Many of Delmar’s own students have become excellent trainers and field trial competitors and attribute their success to his tutelage. Outdoor writer Tom Davis said, while it’s likely that Delmar Smith has trained more bird dogs than anyone, ever, what’s not even remotely in dispute is that he’s trained more PEOPLE to train bird dogs than anyone. And he’s trained them to do it humanely and intelligently. His seminars are now instructed by his son, Rick Smith, and his nephew, Ronnie Smith.

Where women feel flush firing a shotgun at Broadfield quail

By Diane Bair and Pamela Wright

WOODBINE, Ga. — On a Saturday morning in a Georgia Low Country field dense with thickets and thigh-high briars, we hit the trail with five other women, a hunting guide, an English pointer, a black Lab, and loaded shotguns. We were on our first-ever quail hunt at the Broadfield Sporting Club and Lodge. We were gun virgins. Before this ultimate wild-to-table trip, we’d never shot a firearm.
We followed Cruz, the English pointer, as he zigzagged wildly through the moss-draped pine forest and open fields. He was clearly a happy dog, on a serious mission. “Yup, yup, yup,” Chuck Dean, our guide yodeled, keeping Cruz in earshot if not in sight.

“He’s getting bird-y,” Dean said, motioning us to quicken our pace. “Yep, he’s on point.” Up ahead, Cruz was poised, dead still, in front of a tangle of briars. We took our positions, guns at the ready. On command, Cruz flushed a covey of wild birds; we jumped; guns popped. Nothing dropped.
“Those birds scared you, didn’t they?” Dean asked with a knowing smile. “But you shot the hell out of that tree.”

The birds were so small. They flew so low. It happened so fast. It was chaos. And thrilling.
“Break ’em down,” Dean said, instructing us to disengage the shotguns. “Let’s go. Cruz is already back on point.”

Guns scare us, but the idea of hunting for our dinner was strangely appealing and empowering. And the Broadfield quail hunting experience, operated by the Forbes five-star Sea Island resort, was an easy, indulgent way for us lady novices to try out the traditional sport. But if we had the notion that hunting was going to be a backwoods, beer-soaked, mud-caked experience (and we did), it was obliterated the moment we arrived at Broadfield.

“We all have a deep passion for the place,” said Lee Barber, the general manager, as he drove us around the preserve. “We hope you feel it too.”

The isolated, private preserve stretches across more than 5,800 well-maintained acres. Old logging roads crisscross through open fields and forests of live oaks and towering pines, and lead to two lakes stocked with bass and bream.

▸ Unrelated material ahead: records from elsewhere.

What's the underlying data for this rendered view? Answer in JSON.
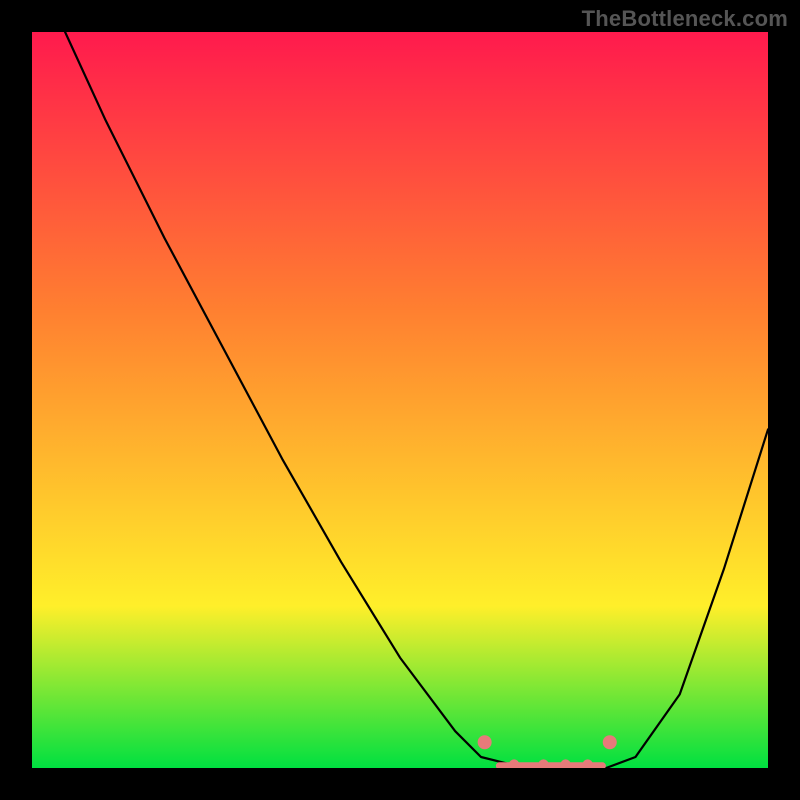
{
  "watermark": "TheBottleneck.com",
  "chart_data": {
    "type": "line",
    "title": "",
    "xlabel": "",
    "ylabel": "",
    "xlim": [
      0,
      1
    ],
    "ylim": [
      0,
      1
    ],
    "background_gradient": {
      "top": "#ff1a4d",
      "mid_upper": "#ff8030",
      "mid_lower": "#ffef2a",
      "bottom": "#00e040"
    },
    "series": [
      {
        "name": "bottleneck-curve",
        "x": [
          0.045,
          0.1,
          0.18,
          0.26,
          0.34,
          0.42,
          0.5,
          0.575,
          0.61,
          0.67,
          0.73,
          0.78,
          0.82,
          0.88,
          0.94,
          1.0
        ],
        "y": [
          1.0,
          0.88,
          0.72,
          0.57,
          0.42,
          0.28,
          0.15,
          0.05,
          0.015,
          0.0,
          0.0,
          0.0,
          0.015,
          0.1,
          0.27,
          0.46
        ]
      }
    ],
    "markers": {
      "name": "optimal-band",
      "x": [
        0.615,
        0.655,
        0.695,
        0.725,
        0.755,
        0.785
      ],
      "y": [
        0.035,
        0.005,
        0.005,
        0.005,
        0.005,
        0.035
      ]
    },
    "flat_segment": {
      "x0": 0.635,
      "x1": 0.775,
      "y": 0.003
    }
  }
}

Wildlife is abundant, including turkey, deer, pheasant, and quail. The parcel was carved out of the original 50,000-acre Sea Island Shooting Preserve, one of the South’s earliest sporting camps.

There’s a kitchen, lodge, smokehouse, beehives, chicken coops, and organic gardens on the property. While some guests stayed over at the upscale resort on Sea Island (there’s shuttle service to and from the sporting club), we stayed in the rustically elegant, two-bedroom, three-bath cabin at Broadfield, with a stone fireplace and golden pecky pine walls. We went to sleep under star-splashed skies and awoke to birdsong.

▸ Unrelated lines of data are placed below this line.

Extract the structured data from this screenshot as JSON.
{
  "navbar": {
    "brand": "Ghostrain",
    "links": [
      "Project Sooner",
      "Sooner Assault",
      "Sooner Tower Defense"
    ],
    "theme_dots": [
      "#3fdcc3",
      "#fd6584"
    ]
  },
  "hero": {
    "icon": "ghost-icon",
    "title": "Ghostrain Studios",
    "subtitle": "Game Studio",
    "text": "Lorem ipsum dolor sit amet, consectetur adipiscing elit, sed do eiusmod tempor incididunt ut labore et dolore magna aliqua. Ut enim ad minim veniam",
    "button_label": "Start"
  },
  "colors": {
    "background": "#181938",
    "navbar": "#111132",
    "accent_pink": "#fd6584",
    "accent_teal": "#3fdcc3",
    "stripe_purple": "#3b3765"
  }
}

The first morning, we ate fresh eggs with house-smoked sausage and thick bacon slabs, creamy grits and buttery biscuits with Mayhaw jelly, prepared by Caleb Smith, Broadfield’s talented young chef. After the Southern-style feast, we headed to the shooting range for a quick lesson, shooting clay pigeons with 20-gauge Beretta shotguns.

”You don’t aim a shotgun,” Dean said. “You point it.” Dean taught us the proper stance, how to tuck the shotgun into the crook of our shoulders (so it doesn’t kiss you when it kicks back), and where to place our hands.